Going from a TN Visa to a Green Card

If you are a Canadian or Mexican citizen and you want to work in the U.S. temporarily, there are several visa programs available, one of which is the TN visa. The North American Free Trade Agreement, or NAFTA, created the TN visa to make temporary employment in the U.S. easier for approved Canadian and Mexican citizens. The purpose of the TN visa was to strengthen business and trade relationships between these countries. Note that the revised 2020 treaty, the United States, Mexico, Canada Agreement (USMCA) did not change the TN visa.

TN Visa Requirements

To obtain a TN visa, you must be a citizen of Canada or Mexico. You must also:

  • Qualify under one of the accepted NAFTA professions – there are 60;
  • Show evidence that your position in the U.S. requires a NAFTA professional;
  • Have a pre-arranged part-time or full-time job with a U.S. employer – you cannot be self-employed for the TN visa;
  • Show that you match the education and credential requirements for the U.S. position.

Additionally, Mexicans and Canadians have are different application  options. . Canadians can apply at a US embassy, US consulate and/or at the certain US airports and land entry points.

Can I Apply for a Green Card While on a TN Visa? 

If a nonimmigrant visa has “dual intent,” that means you can apply for lawful permanent resident status without jeopardizing your visa. Unfortunately, a TN visa does not have dual intent. If you apply for a green card while on a TN visa, you may not be able to re-enter the US on the TN visa. If you are in the US on a TN visa and want to apply for a green card, you should consult with an attorney about the process. Also, if you are outside the US, plan to enter the US on a TN visa and then plan to apply for a green card at a later date, you should consult with an immigration attorney to talk about the feasibility of such a plan, especially in light of issues relating to misuse, mispresentation and fraud.

Other Employment Visa Options

There are other visa options for foreign workers in the U.S., including the H-1B visa and the L-1 visa.

  1. H-1B Visas

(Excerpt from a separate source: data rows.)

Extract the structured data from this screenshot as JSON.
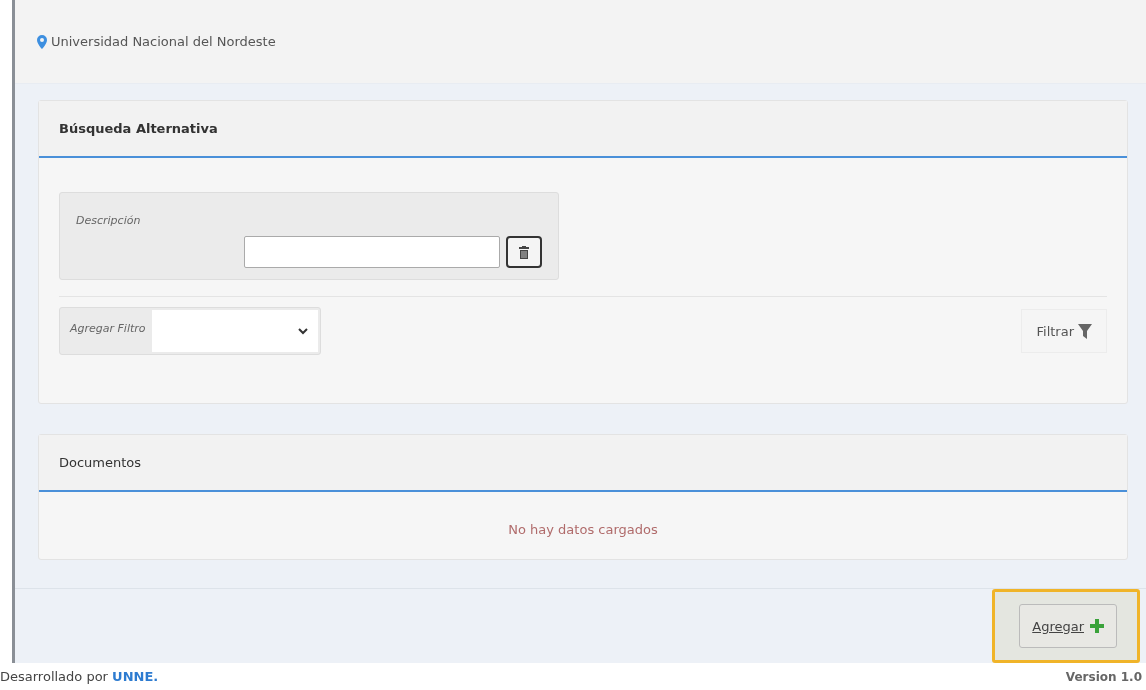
{
  "breadcrumb": "Universidad Nacional del Nordeste",
  "search_panel": {
    "title": "Búsqueda Alternativa",
    "description_label": "Descripción",
    "add_filter_label": "Agregar Filtro",
    "filter_button": "Filtrar"
  },
  "documents_panel": {
    "title": "Documentos",
    "empty_message": "No hay datos cargados"
  },
  "add_button": {
    "label": "Agregar",
    "highlighted": true
  },
  "footer": {
    "credit_prefix": "Desarrollado por",
    "credit_link": "UNNE.",
    "version": "Version 1.0"
  }
}
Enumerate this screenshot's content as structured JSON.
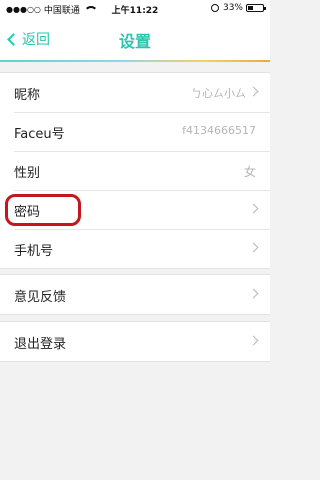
{
  "status_bar": {
    "carrier": "中国联通",
    "signal_dots": "●●●○○",
    "time": "上午11:22",
    "battery": "33%",
    "battery_level": 0.33
  },
  "nav": {
    "back_label": "返回",
    "title": "设置"
  },
  "profile_group": [
    {
      "label": "昵称",
      "value": "ㄅ心ㄙ小ㄙ",
      "has_arrow": true
    },
    {
      "label": "Faceu号",
      "value": "f4134666517",
      "has_arrow": false
    },
    {
      "label": "性别",
      "value": "女",
      "has_arrow": false
    },
    {
      "label": "密码",
      "value": "",
      "has_arrow": true,
      "highlighted": true
    },
    {
      "label": "手机号",
      "value": "",
      "has_arrow": true
    }
  ],
  "feedback_group": [
    {
      "label": "意见反馈",
      "has_arrow": true
    }
  ],
  "logout_group": [
    {
      "label": "退出登录",
      "has_arrow": true
    }
  ],
  "colors": {
    "accent": "#2cc5b0",
    "highlight_circle": "#c4161c",
    "background": "#f2f2f2"
  }
}
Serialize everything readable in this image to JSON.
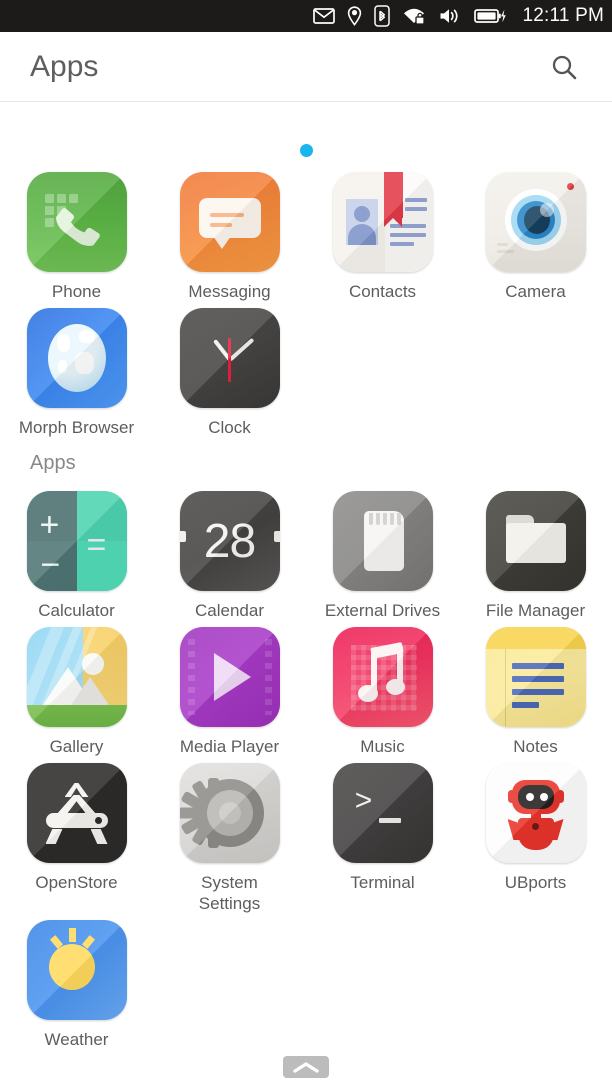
{
  "statusbar": {
    "time": "12:11 PM",
    "icons": [
      {
        "name": "message-icon",
        "label": "Messages"
      },
      {
        "name": "location-icon",
        "label": "Location"
      },
      {
        "name": "bluetooth-icon",
        "label": "Bluetooth"
      },
      {
        "name": "wifi-secure-icon",
        "label": "Wi-Fi secured"
      },
      {
        "name": "volume-icon",
        "label": "Sound"
      },
      {
        "name": "battery-charging-icon",
        "label": "Battery charging"
      }
    ],
    "background": "#1d1b19",
    "foreground": "#fdfdfd"
  },
  "header": {
    "title": "Apps",
    "search_icon": "search-icon"
  },
  "page_indicator": {
    "dots": 1,
    "active_index": 0,
    "color": "#19b6ee"
  },
  "sections": [
    {
      "title": "",
      "apps": [
        {
          "name": "Phone",
          "icon": "phone-icon"
        },
        {
          "name": "Messaging",
          "icon": "messaging-icon"
        },
        {
          "name": "Contacts",
          "icon": "contacts-icon"
        },
        {
          "name": "Camera",
          "icon": "camera-icon"
        },
        {
          "name": "Morph Browser",
          "icon": "morph-browser-icon"
        },
        {
          "name": "Clock",
          "icon": "clock-icon"
        }
      ]
    },
    {
      "title": "Apps",
      "apps": [
        {
          "name": "Calculator",
          "icon": "calculator-icon"
        },
        {
          "name": "Calendar",
          "icon": "calendar-icon"
        },
        {
          "name": "External Drives",
          "icon": "external-drives-icon"
        },
        {
          "name": "File Manager",
          "icon": "file-manager-icon"
        },
        {
          "name": "Gallery",
          "icon": "gallery-icon"
        },
        {
          "name": "Media Player",
          "icon": "media-player-icon"
        },
        {
          "name": "Music",
          "icon": "music-icon"
        },
        {
          "name": "Notes",
          "icon": "notes-icon"
        },
        {
          "name": "OpenStore",
          "icon": "openstore-icon"
        },
        {
          "name": "System Settings",
          "icon": "system-settings-icon"
        },
        {
          "name": "Terminal",
          "icon": "terminal-icon"
        },
        {
          "name": "UBports",
          "icon": "ubports-icon"
        },
        {
          "name": "Weather",
          "icon": "weather-icon"
        }
      ]
    }
  ],
  "calendar_icon_day": "28",
  "terminal_prompt": ">",
  "bottom_handle": {
    "icon": "chevron-up-icon",
    "color": "#bcbcbc"
  }
}
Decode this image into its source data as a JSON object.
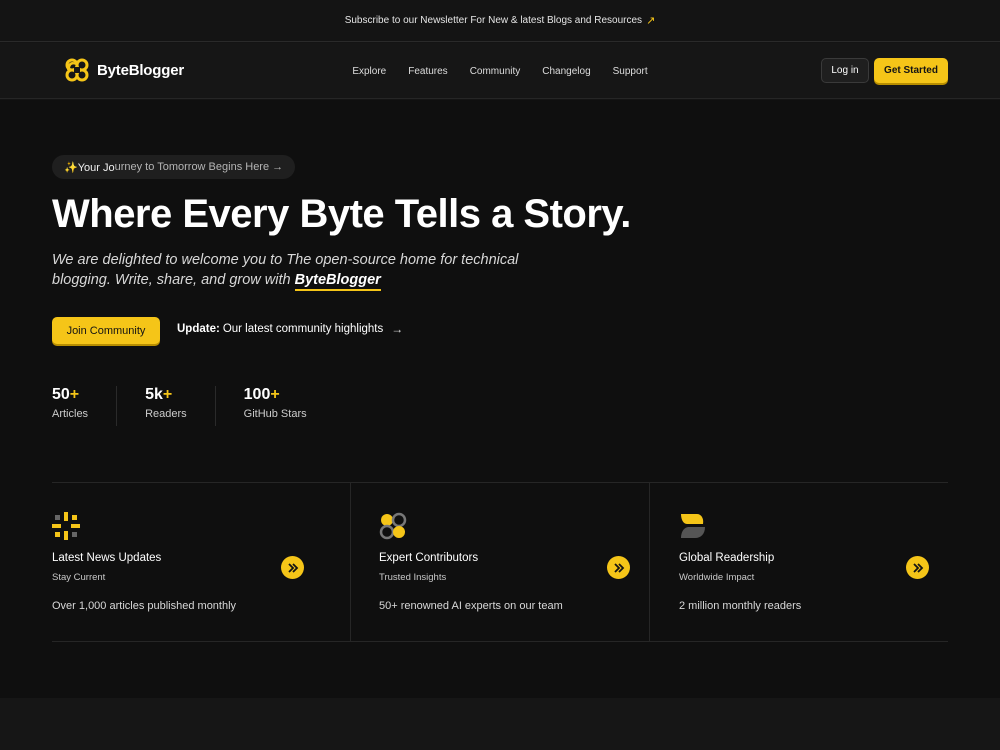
{
  "announcement": {
    "text": "Subscribe to our Newsletter For New & latest Blogs and Resources",
    "arrow": "↗"
  },
  "brand": {
    "name": "ByteBlogger",
    "logo_icon": "byteblogger-logo-icon",
    "accent": "#f5c518"
  },
  "nav": {
    "links": [
      "Explore",
      "Features",
      "Community",
      "Changelog",
      "Support"
    ],
    "login_label": "Log in",
    "get_started_label": "Get Started"
  },
  "hero": {
    "pill_first": "✨Your Jo",
    "pill_rest": "urney to Tomorrow Begins Here",
    "pill_arrow": "→",
    "headline": "Where Every Byte Tells a Story.",
    "subtext": "We are delighted to welcome you to The open-source home for technical blogging. Write, share, and grow with",
    "subtext_brand": "ByteBlogger",
    "join_label": "Join Community",
    "update_prefix": "Update:",
    "update_text": "Our latest community highlights",
    "update_arrow": "→"
  },
  "stats": [
    {
      "value": "50",
      "plus": "+",
      "label": "Articles"
    },
    {
      "value": "5k",
      "plus": "+",
      "label": "Readers"
    },
    {
      "value": "100",
      "plus": "+",
      "label": "GitHub Stars"
    }
  ],
  "features": [
    {
      "icon": "sparkle-icon",
      "title": "Latest News Updates",
      "subtitle": "Stay Current",
      "description": "Over 1,000 articles published monthly"
    },
    {
      "icon": "clover-icon",
      "title": "Expert Contributors",
      "subtitle": "Trusted Insights",
      "description": "50+ renowned AI experts on our team"
    },
    {
      "icon": "leaf-icon",
      "title": "Global Readership",
      "subtitle": "Worldwide Impact",
      "description": "2 million monthly readers"
    }
  ]
}
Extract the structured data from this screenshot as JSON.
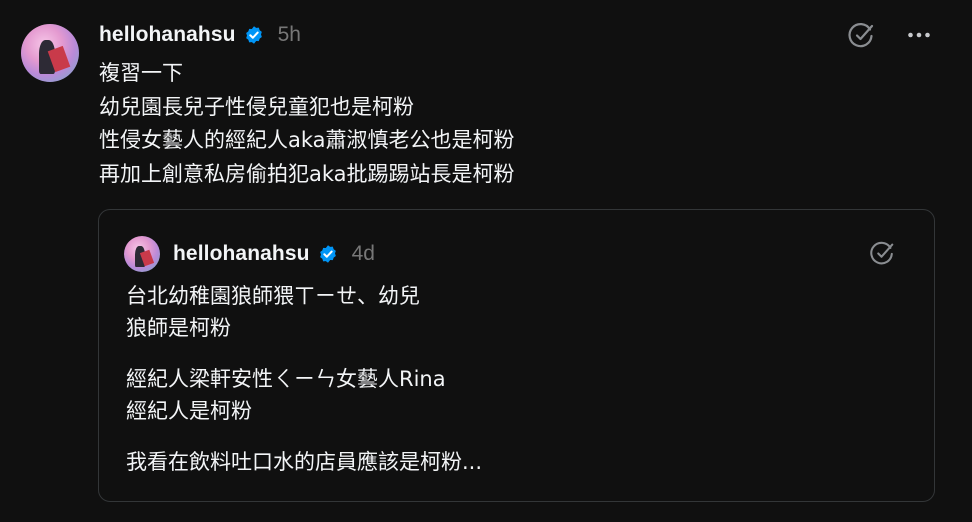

The H-1B visa is one of the most popular visa options for nonimmigrant workers in the United States. An H-1B visa allows a highly educated foreign worker to work in the U.S. in a statutorily “special occupation.” There are both advantages and disadvantaged to the H-1B visa program, including:

  • Caps on Visas: The U.S. issues about 85,000 H-1B visas a year, and demand for the visa typically outstrips need. The TN visa, however, doesn’t have the same limited numbers as an H-1B visa.
  • Types of Professions: While the TN visa has only 60 specific eligible professions, the H-1B visa applies to a broader range of occupations.
  • The H1B visa allows dual intent, which opens the possibility of applying for a green card while on an H1B.
  1. L-1 Visas

The L-1 visa allows multinational companies to send their executives, managers, and those in positions requiring specialized knowledge to the U.S. Under the L-1 visa requirements, the company must have or open a new office that will support an executive, managerial, or specialized position within one year. As with the H-1B visa, there are advantages and disadvantages:

  • No Caps on Visas: The L-1 visa program does not have a cap on the number of visas the USCIS may grant each year.
  • No Education Requirement: H-1B visa applicants must have at least a bachelor’s degree. The L-1 visa does not have an education requirement.
  • Employee Transfer: The L-1 visa is an employee transfer visa. As a result, you must work for a multinational company to take advantage of the visa.
  • The L-visa allows dual intent, which opens the possibility of applying for a green card while on an H1B.

There are other visas for investors and specialized workers in foreign governments, the media, religious professions, the arts, sciences and education including the A, C, D, E, G, I, J, O, P, and R visas.  There are visas for students, such as the F, J, M and Q visas, that allow limited employment related to the educational program.

If you are beginning your green card process, especially with a TN visa, you should discuss your situation with an experienced immigration attorney. I’ve helped hundreds of individuals, couples, and corporate employees worldwide navigate the path to U.S. residency and citizenship. I’d love to help you too.